“Look, I’m sending you as sheep among wolves. Therefore, be wise as snakes and innocent as doves. Watch out for people—because they will hand you over to councils and they will beat you in their synagogues. They will haul you in front of governors and even kings because of me so that you may give your testimony to them and to the Gentiles. Whenever they hand you over, don’t worry about how to speak or what you will say, because what you can say will be given to you at that moment. You aren’t doing the talking, but the Spirit of my Father is doing the talking through you. Brothers and sisters will hand each other over to be executed. A father will turn his child in. Children will defy their parents and have them executed. Everyone will hate you on account of my name. But whoever stands firm until the end will be saved. Whenever they harass you in one city, escape to the next, because I assure that you will not go through all the cities of Israel before the Human One comes.”
Who’s gonna apply for a job like that? What was Jesus doing here? Well, he was being honest. As I mentioned on Pentecost Sunday, this is hard work we are called to do as baptized children of God. And, in a land where we are expected to look out for number one, to accumulate as much stuff as you possibly can, earn as much money as you possibly can, what we are called to do as the body of Christ in the world probably seems foolish and idiotic and a threat to what many deem an acceptable way of life.
So, not only we are called to difficult work, into a world that has many needs, not only is that work going to be largely thankless, but also viewed as a threat to much of the world. This is the call of the baptized. This is the call of the church. This is the harvest that needs workers—acts of compassion that the world is in desperate need of, and will often reject. Yet the call remains. But the call remains with Jesus knowing that we too are in need of acts of compassion. Though we are called to serve the world, we are also part of that world. Jesus has not forgotten that, and so, has not forgotten us. I think we can be so caught up in our service to the world that we can forget our own needs, and before we know it we are so worn thin that there’s not much left.

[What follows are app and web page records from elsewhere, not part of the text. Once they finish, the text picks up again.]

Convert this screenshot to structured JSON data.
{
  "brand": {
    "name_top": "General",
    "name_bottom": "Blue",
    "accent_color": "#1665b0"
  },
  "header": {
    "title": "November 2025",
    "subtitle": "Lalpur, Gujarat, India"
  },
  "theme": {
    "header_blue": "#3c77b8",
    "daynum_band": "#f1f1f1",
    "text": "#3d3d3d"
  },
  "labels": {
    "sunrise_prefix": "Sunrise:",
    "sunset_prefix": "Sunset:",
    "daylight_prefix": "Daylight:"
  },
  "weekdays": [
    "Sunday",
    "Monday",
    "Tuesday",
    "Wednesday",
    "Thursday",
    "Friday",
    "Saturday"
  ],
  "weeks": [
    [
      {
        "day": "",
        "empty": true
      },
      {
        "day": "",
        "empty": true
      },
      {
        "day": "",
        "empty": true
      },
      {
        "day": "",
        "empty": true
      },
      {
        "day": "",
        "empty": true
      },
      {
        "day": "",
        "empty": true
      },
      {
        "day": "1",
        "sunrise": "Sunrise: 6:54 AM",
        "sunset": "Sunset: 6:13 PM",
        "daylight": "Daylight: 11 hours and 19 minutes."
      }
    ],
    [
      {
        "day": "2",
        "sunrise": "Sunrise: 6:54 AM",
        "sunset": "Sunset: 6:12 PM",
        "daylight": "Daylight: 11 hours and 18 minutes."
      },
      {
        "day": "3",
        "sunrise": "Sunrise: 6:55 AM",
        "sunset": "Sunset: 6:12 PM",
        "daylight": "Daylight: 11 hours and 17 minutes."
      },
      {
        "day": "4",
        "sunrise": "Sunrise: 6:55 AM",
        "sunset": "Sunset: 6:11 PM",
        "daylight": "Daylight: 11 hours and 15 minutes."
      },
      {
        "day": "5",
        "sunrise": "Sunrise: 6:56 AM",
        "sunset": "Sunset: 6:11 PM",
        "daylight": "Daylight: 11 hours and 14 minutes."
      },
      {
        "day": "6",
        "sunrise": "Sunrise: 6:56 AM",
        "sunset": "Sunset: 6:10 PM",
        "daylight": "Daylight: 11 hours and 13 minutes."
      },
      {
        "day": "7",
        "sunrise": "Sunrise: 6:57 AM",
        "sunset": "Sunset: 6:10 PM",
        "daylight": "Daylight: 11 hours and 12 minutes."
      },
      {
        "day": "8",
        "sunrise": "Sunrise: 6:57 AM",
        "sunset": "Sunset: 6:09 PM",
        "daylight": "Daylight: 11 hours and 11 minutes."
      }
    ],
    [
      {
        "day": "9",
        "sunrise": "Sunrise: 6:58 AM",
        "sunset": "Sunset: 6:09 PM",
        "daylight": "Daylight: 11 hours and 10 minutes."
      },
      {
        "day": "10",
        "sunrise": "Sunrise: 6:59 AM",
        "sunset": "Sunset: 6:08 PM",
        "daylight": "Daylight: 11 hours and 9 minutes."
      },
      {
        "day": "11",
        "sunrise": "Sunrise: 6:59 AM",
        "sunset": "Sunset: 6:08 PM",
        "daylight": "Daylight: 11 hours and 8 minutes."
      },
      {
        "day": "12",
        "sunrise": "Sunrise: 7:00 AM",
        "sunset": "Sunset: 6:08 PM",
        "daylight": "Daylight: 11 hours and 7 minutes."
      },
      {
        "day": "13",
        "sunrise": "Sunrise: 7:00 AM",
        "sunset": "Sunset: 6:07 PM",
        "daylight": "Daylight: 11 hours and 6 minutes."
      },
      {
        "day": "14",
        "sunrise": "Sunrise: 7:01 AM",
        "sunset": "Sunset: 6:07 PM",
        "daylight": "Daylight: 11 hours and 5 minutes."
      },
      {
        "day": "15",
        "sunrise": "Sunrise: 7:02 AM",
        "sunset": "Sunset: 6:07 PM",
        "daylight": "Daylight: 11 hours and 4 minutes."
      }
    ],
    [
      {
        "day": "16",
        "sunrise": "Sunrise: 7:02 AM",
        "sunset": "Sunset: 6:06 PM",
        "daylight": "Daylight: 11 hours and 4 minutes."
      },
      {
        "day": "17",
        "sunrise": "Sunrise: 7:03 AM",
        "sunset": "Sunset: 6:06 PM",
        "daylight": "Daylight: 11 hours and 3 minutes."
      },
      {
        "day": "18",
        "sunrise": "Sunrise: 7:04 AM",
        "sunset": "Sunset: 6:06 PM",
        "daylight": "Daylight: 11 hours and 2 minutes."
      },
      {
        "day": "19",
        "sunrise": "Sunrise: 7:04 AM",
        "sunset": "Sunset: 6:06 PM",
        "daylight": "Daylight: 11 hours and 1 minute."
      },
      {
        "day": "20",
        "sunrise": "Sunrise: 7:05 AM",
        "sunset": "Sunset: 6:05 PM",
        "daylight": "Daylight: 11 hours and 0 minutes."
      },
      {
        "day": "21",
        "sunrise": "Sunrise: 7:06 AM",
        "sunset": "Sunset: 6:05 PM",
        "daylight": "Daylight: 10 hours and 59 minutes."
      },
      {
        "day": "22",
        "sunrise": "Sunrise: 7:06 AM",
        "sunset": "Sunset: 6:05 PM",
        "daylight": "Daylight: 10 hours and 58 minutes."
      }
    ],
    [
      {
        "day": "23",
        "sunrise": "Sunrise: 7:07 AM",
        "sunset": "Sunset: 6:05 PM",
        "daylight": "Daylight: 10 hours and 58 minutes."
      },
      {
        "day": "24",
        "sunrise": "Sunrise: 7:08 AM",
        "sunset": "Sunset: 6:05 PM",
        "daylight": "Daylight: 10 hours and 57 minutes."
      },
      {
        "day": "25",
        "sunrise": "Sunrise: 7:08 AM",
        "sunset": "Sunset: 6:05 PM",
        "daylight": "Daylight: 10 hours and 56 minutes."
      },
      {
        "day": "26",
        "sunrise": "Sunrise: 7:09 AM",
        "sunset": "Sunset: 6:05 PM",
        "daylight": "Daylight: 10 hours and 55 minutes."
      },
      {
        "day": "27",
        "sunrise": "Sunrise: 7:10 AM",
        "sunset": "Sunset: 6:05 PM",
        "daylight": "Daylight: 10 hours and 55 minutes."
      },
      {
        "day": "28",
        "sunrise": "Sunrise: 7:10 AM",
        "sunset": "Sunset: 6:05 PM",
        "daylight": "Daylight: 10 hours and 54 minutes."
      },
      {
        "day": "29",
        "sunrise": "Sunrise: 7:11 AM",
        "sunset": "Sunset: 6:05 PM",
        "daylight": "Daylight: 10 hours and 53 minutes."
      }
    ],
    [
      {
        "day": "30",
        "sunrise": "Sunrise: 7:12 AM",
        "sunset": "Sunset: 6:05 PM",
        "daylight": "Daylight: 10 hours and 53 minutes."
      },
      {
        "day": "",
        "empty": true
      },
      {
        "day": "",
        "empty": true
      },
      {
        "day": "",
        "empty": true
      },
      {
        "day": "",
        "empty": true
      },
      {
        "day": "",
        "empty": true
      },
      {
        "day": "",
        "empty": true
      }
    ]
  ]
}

That is not our call.
So, when you leave this place, and go out into the world that is both wonderful and chaotic, to harvest acts of compassion for a needy world, go trusting that you have not been forgotten, your needs are acknowledged, your happiness is taken into account—that Jesus pleads to the Lord of the harvest on your behalf, for workers to harvest act of compassion for you too. And though they may not seem like they come enough, when they do, cherish them, allow them to grow in you, for a harvest of your own. Thanks be to God. Amen.